Dobbs was educated at Winchester College and Brasenose College, Oxford. He joined the Indian Civil Service in 1892 and after several posts served as the Chief Commissioner of Balochistan 1917–1919. Dobbs was the British Representative on the Kabul Mission in January 1921, during which he met with Afghan Foreign Minister Mahmud Tarzi to discuss Anglo-Afghan friendship.

The result was the Anglo-Afghan Treaty of 22 November 1921, which confirmed the Indo-Afghan border, established diplomatic ties between London and Kabul, and defined special trade agreements.[1] He later served as High Commissioner to the Kingdom of Iraq from 1923 to 1929, the longest time this position was held by anyone during the course of the Iraq Mandate.[2]

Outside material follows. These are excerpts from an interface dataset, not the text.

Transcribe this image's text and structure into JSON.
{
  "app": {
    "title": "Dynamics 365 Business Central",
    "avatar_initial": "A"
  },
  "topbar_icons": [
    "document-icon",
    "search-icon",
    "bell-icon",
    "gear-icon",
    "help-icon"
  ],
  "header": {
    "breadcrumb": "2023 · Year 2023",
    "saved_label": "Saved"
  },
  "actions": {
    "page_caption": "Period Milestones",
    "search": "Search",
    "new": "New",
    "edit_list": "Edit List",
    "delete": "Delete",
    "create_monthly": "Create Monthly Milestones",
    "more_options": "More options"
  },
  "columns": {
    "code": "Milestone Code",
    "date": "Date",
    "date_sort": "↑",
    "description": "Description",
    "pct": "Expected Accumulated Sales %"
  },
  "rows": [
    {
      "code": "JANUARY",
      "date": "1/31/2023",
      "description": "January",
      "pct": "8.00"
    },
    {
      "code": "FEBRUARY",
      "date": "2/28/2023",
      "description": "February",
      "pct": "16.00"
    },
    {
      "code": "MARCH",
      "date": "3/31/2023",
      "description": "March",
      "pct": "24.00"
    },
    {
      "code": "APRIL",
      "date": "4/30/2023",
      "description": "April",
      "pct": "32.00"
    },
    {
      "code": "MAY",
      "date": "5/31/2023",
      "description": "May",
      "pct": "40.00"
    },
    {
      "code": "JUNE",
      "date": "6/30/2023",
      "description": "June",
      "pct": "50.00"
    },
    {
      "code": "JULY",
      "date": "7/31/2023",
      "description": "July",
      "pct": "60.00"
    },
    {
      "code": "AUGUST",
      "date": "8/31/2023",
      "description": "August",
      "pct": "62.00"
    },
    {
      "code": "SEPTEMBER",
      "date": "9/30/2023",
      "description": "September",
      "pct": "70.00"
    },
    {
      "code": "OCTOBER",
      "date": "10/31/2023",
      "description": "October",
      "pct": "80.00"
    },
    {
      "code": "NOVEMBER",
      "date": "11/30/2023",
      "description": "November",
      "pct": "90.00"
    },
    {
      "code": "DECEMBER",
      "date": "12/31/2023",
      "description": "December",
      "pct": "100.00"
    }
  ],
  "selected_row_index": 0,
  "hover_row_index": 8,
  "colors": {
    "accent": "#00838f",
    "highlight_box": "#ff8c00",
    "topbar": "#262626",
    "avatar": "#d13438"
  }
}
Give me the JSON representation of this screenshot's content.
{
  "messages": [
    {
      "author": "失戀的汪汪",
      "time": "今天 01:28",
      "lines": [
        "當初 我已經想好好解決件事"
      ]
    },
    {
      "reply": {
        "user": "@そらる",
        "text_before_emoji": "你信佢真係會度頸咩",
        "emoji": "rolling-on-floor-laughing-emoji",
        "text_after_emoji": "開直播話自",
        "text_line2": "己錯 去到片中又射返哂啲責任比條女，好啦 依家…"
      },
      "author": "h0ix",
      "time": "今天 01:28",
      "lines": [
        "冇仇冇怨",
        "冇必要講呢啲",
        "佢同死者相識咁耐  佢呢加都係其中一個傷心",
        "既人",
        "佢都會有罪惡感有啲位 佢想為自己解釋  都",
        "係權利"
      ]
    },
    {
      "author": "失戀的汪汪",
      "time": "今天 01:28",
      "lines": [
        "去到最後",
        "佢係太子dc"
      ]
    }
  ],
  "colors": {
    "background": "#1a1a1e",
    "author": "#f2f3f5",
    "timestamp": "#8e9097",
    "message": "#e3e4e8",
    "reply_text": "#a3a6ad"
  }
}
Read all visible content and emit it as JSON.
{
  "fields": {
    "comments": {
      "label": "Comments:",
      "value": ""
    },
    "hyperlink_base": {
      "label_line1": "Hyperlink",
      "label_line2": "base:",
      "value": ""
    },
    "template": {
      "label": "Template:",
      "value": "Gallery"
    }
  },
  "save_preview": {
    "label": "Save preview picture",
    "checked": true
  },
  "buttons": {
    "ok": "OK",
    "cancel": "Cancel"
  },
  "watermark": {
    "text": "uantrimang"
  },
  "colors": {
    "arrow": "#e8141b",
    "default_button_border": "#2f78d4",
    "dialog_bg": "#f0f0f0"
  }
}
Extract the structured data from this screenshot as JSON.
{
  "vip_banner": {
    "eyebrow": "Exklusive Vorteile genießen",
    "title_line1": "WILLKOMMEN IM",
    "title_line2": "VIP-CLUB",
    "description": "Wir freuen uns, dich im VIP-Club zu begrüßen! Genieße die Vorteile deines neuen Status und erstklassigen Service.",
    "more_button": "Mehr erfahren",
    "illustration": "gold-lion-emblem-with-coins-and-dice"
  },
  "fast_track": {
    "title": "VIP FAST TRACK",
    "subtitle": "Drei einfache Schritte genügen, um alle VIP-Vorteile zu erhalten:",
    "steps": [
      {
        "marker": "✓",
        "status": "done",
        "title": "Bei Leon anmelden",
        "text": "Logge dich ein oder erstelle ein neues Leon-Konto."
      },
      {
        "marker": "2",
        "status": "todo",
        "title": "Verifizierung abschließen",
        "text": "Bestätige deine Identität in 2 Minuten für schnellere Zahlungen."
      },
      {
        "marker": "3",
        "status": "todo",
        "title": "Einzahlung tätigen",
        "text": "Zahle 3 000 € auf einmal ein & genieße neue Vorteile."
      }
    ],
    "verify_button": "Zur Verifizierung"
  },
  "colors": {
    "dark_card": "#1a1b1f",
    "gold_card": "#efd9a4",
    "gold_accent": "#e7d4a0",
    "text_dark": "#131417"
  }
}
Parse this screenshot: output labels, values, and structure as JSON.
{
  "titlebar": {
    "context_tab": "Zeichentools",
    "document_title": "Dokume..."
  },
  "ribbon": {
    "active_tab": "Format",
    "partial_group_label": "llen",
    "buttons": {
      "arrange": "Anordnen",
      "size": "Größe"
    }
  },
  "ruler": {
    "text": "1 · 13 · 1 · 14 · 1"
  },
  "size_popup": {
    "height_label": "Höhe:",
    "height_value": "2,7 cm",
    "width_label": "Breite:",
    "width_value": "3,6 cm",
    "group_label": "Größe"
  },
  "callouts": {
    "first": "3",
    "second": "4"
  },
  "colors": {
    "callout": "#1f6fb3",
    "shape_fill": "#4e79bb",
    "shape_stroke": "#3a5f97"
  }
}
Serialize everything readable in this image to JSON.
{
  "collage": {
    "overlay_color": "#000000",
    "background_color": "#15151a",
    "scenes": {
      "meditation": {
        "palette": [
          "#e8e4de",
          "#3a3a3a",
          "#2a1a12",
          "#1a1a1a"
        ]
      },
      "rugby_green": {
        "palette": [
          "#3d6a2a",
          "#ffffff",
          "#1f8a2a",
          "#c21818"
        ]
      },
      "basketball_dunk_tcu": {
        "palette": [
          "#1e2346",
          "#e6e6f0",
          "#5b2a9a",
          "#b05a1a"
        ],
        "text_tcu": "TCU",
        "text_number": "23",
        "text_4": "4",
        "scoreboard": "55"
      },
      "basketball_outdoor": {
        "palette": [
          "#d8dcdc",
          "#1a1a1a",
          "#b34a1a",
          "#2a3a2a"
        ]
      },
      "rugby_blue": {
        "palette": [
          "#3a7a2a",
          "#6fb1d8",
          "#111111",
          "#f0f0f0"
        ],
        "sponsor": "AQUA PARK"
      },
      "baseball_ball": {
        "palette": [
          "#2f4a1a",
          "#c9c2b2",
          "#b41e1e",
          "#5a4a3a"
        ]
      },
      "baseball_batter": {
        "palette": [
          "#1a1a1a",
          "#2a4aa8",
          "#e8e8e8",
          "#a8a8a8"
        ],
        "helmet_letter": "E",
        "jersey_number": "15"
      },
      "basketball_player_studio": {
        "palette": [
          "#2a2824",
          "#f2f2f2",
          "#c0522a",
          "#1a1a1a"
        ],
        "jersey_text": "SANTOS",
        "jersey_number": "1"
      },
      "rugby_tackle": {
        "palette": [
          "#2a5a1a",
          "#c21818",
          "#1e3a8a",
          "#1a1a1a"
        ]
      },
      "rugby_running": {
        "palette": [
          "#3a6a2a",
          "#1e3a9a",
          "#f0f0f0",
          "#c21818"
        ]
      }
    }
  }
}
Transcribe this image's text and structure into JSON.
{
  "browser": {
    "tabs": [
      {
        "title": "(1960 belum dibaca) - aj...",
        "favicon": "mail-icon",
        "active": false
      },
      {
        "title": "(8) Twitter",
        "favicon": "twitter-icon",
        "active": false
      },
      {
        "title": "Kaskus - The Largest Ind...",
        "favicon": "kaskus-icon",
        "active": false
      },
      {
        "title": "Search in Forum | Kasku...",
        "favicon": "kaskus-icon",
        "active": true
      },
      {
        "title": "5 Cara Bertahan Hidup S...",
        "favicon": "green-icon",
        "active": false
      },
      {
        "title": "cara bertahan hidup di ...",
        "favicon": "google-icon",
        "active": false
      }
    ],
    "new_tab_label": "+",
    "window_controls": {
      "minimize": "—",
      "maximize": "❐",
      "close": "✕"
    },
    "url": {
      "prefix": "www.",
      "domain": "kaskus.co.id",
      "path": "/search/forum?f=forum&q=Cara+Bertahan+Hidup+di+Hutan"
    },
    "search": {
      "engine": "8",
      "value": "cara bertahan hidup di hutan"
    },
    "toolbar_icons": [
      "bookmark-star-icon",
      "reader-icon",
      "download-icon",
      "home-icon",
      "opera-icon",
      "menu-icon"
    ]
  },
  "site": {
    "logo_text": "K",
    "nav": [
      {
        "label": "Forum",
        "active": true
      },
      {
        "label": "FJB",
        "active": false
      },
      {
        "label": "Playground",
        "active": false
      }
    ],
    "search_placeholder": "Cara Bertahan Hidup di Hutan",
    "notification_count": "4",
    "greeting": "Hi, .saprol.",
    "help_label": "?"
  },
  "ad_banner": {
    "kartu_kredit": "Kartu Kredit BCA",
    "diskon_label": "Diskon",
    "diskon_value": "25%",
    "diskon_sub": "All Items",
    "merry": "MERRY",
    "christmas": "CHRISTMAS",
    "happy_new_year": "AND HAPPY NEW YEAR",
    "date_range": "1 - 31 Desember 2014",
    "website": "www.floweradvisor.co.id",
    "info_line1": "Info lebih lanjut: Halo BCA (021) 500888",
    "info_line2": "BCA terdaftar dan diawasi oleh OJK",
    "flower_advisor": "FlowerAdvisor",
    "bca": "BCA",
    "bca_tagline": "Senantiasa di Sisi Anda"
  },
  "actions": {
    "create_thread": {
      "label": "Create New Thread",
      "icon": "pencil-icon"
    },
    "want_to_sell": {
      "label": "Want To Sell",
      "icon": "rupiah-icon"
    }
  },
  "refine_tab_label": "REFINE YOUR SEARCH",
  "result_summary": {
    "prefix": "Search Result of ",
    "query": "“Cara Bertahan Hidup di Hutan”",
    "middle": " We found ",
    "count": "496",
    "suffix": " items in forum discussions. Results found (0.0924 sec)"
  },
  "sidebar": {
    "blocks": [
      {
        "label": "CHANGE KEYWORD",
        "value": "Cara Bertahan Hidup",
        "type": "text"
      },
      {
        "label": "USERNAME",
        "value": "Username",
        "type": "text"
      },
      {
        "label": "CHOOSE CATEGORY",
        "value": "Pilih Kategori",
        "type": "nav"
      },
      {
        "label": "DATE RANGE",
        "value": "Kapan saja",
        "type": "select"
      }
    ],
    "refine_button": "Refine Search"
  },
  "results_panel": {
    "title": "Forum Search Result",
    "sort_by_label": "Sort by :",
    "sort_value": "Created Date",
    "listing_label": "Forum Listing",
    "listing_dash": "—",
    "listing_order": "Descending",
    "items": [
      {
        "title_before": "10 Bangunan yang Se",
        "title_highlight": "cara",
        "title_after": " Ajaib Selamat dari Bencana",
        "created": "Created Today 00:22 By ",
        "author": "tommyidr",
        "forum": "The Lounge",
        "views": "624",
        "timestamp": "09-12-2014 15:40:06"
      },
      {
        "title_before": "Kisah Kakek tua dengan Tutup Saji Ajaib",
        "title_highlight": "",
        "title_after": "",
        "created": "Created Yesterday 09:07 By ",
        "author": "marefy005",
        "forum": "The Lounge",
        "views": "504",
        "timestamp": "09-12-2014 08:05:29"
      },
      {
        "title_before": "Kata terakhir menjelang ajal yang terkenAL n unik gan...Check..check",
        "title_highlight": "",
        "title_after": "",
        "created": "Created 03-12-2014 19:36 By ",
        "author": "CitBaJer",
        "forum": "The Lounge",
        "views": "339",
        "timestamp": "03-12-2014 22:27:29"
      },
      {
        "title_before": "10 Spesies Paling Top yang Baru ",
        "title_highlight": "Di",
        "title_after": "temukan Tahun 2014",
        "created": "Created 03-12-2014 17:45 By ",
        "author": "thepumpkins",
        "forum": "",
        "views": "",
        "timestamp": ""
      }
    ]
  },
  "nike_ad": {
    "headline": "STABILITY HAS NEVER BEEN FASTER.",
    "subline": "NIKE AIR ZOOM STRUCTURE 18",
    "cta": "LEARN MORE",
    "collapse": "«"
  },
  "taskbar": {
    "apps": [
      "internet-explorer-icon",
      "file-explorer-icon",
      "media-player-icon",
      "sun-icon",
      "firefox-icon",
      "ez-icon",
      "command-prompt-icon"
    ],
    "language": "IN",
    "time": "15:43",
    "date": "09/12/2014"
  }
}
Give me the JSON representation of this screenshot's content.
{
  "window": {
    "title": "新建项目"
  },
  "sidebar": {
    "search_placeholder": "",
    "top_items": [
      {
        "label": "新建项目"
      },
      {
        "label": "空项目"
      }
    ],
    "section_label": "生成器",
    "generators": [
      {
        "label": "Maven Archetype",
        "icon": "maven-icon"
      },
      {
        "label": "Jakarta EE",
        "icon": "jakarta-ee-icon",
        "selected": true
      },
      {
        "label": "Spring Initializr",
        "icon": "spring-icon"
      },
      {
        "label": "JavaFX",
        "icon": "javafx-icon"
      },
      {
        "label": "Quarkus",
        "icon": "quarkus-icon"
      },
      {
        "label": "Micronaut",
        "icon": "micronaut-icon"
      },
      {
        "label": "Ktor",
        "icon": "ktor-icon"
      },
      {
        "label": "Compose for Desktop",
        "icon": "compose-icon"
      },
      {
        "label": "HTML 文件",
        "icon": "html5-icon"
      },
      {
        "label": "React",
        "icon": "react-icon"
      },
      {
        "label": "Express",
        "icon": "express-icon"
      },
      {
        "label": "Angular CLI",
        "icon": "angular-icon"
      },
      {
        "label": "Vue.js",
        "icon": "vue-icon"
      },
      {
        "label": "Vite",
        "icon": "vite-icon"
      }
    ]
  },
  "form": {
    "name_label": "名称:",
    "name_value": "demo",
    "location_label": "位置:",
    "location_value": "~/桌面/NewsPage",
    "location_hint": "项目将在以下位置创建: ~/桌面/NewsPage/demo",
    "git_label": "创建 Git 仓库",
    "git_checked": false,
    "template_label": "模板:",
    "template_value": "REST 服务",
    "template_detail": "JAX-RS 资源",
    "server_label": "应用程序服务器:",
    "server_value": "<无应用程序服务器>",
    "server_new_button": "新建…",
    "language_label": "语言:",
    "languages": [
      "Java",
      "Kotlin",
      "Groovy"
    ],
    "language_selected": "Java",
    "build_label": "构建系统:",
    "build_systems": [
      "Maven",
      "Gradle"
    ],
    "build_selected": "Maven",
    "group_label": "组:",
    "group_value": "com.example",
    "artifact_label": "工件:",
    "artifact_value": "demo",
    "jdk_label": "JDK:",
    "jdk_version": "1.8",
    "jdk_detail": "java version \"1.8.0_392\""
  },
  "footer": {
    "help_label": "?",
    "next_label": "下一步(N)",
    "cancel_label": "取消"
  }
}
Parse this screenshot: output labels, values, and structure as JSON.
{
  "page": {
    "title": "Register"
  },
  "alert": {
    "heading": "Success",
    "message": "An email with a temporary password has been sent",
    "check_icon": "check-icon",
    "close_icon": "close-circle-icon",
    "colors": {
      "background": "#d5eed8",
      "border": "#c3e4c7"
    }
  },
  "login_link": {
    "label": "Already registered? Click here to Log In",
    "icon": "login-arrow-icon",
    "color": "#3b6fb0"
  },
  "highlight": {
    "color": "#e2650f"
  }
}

He was appointed a Companion of the Order of the Indian Empire (CIE) on 31 May 1905 for his services in Afghanistan,[3] and appointed a Companion of the Order of the Star of India (CSI) on 18 August 1916 for meritorious war services.[4] In January 1921, he was knighted as a Knight Commander of the Order of the Indian Empire (KCIE),[5]

He was appointed a Knight Commander of the Order of the Star of India in 1923, a Knight Commander of the Order of St. Michael and St. George (KCMG) in the 1925 Birthday Honours List[6] and a Knight Grand Cross of the Order of the British Empire (GBE) on 1 March 1929.[7]


  • A monograph on the pottery and glass industries of the North-Western Provinces and Oudh, North-Western Provinces and Oudh Government Press, Allahabad, 1895
  • Korah (A drama, in verse), Grant Richards, London, 1903

Offices heldEdit

Political offices
Preceded by
John Ramsay
Chief Commissioner of Balochistan
5 December 1917 – 1 September 1919
Succeeded by
Armine Brereton Dew
Diplomatic posts
Preceded by
Sir Percy Cox
High Commissioner for Iraq and Commander-in-Chief therein
Succeeded by
Sir Francis Humphrys


  1. ^ Afghanistan Strategic Intelligence: British Records 1919-1970, Archive Editions Limited, 2002, p. 159-184
  2. ^ Provinces of British India,; accessed 21 March 2016.
  3. ^ London Gazette, 6 June 1905
  4. ^ London Gazette, 18 August 1916
  5. ^ London Gazette, 1 January 1921
  6. ^ London Gazette, 3 June 1925
  7. ^ London Gazette, 1 March 1929